-------- DATA EXCERPTS --------

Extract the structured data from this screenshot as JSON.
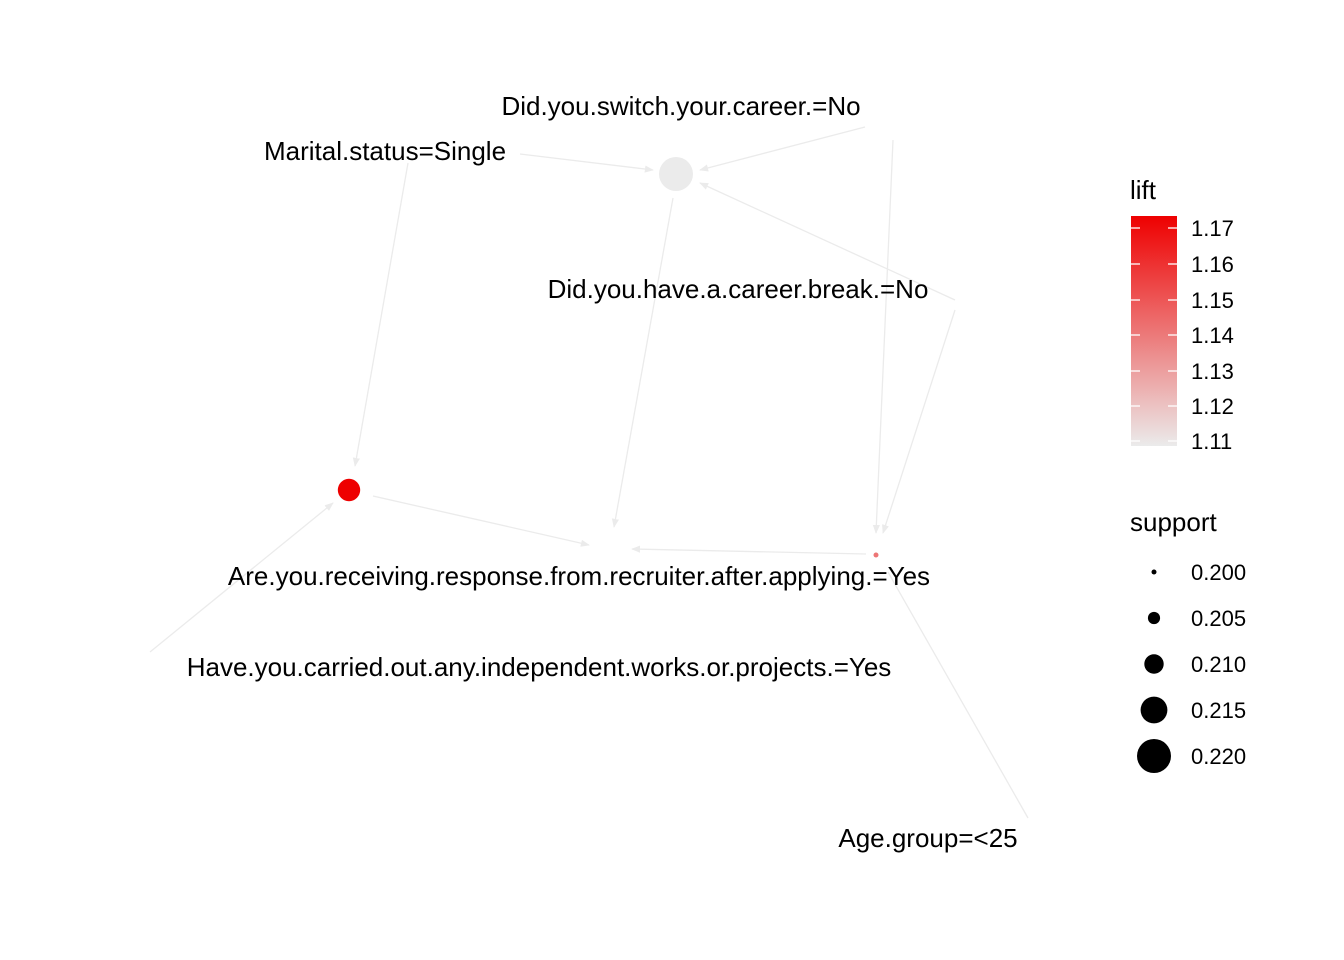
{
  "items": {
    "switch_career": "Did.you.switch.your.career.=No",
    "marital": "Marital.status=Single",
    "career_break": "Did.you.have.a.career.break.=No",
    "recruiter": "Are.you.receiving.response.from.recruiter.after.applying.=Yes",
    "projects": "Have.you.carried.out.any.independent.works.or.projects.=Yes",
    "age": "Age.group=<25"
  },
  "rules": [
    {
      "id": "rule-top",
      "support": 0.22,
      "lift": 1.11
    },
    {
      "id": "rule-left",
      "support": 0.212,
      "lift": 1.17
    },
    {
      "id": "rule-right",
      "support": 0.2,
      "lift": 1.14
    }
  ],
  "legend": {
    "lift_title": "lift",
    "lift_ticks": [
      "1.17",
      "1.16",
      "1.15",
      "1.14",
      "1.13",
      "1.12",
      "1.11"
    ],
    "lift_range": [
      1.11,
      1.17
    ],
    "lift_colors": {
      "low": "#ebebeb",
      "high": "#ee0000"
    },
    "support_title": "support",
    "support_ticks": [
      "0.200",
      "0.205",
      "0.210",
      "0.215",
      "0.220"
    ],
    "support_values": [
      0.2,
      0.205,
      0.21,
      0.215,
      0.22
    ]
  }
}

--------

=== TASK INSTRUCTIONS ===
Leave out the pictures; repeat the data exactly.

=== EXERCISE OUTPUT ===
Extract the structured data from this screenshot as JSON.
{
  "items": {
    "switch_career": "Did.you.switch.your.career.=No",
    "marital": "Marital.status=Single",
    "career_break": "Did.you.have.a.career.break.=No",
    "recruiter": "Are.you.receiving.response.from.recruiter.after.applying.=Yes",
    "projects": "Have.you.carried.out.any.independent.works.or.projects.=Yes",
    "age": "Age.group=<25"
  },
  "rules": [
    {
      "id": "rule-top",
      "support": 0.22,
      "lift": 1.11
    },
    {
      "id": "rule-left",
      "support": 0.212,
      "lift": 1.17
    },
    {
      "id": "rule-right",
      "support": 0.2,
      "lift": 1.14
    }
  ],
  "legend": {
    "lift_title": "lift",
    "lift_ticks": [
      "1.17",
      "1.16",
      "1.15",
      "1.14",
      "1.13",
      "1.12",
      "1.11"
    ],
    "lift_range": [
      1.11,
      1.17
    ],
    "lift_colors": {
      "low": "#ebebeb",
      "high": "#ee0000"
    },
    "support_title": "support",
    "support_ticks": [
      "0.200",
      "0.205",
      "0.210",
      "0.215",
      "0.220"
    ],
    "support_values": [
      0.2,
      0.205,
      0.21,
      0.215,
      0.22
    ]
  }
}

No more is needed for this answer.